(Data items)
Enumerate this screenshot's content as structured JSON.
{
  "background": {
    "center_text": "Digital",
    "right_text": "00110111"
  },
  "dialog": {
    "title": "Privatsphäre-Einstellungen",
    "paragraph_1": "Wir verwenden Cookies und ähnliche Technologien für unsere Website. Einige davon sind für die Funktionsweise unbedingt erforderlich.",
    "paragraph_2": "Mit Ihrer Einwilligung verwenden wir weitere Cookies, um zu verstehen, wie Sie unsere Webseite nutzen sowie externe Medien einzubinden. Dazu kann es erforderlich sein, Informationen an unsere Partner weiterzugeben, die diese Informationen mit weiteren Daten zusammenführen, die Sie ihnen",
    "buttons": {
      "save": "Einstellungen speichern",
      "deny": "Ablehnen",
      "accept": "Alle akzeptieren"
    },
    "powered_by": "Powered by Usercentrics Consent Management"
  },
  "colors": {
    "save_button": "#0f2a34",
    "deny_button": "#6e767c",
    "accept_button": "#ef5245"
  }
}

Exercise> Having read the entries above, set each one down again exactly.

Expected answer>
Enumerate this screenshot's content as structured JSON.
{
  "background": {
    "center_text": "Digital",
    "right_text": "00110111"
  },
  "dialog": {
    "title": "Privatsphäre-Einstellungen",
    "paragraph_1": "Wir verwenden Cookies und ähnliche Technologien für unsere Website. Einige davon sind für die Funktionsweise unbedingt erforderlich.",
    "paragraph_2": "Mit Ihrer Einwilligung verwenden wir weitere Cookies, um zu verstehen, wie Sie unsere Webseite nutzen sowie externe Medien einzubinden. Dazu kann es erforderlich sein, Informationen an unsere Partner weiterzugeben, die diese Informationen mit weiteren Daten zusammenführen, die Sie ihnen",
    "buttons": {
      "save": "Einstellungen speichern",
      "deny": "Ablehnen",
      "accept": "Alle akzeptieren"
    },
    "powered_by": "Powered by Usercentrics Consent Management"
  },
  "colors": {
    "save_button": "#0f2a34",
    "deny_button": "#6e767c",
    "accept_button": "#ef5245"
  }
}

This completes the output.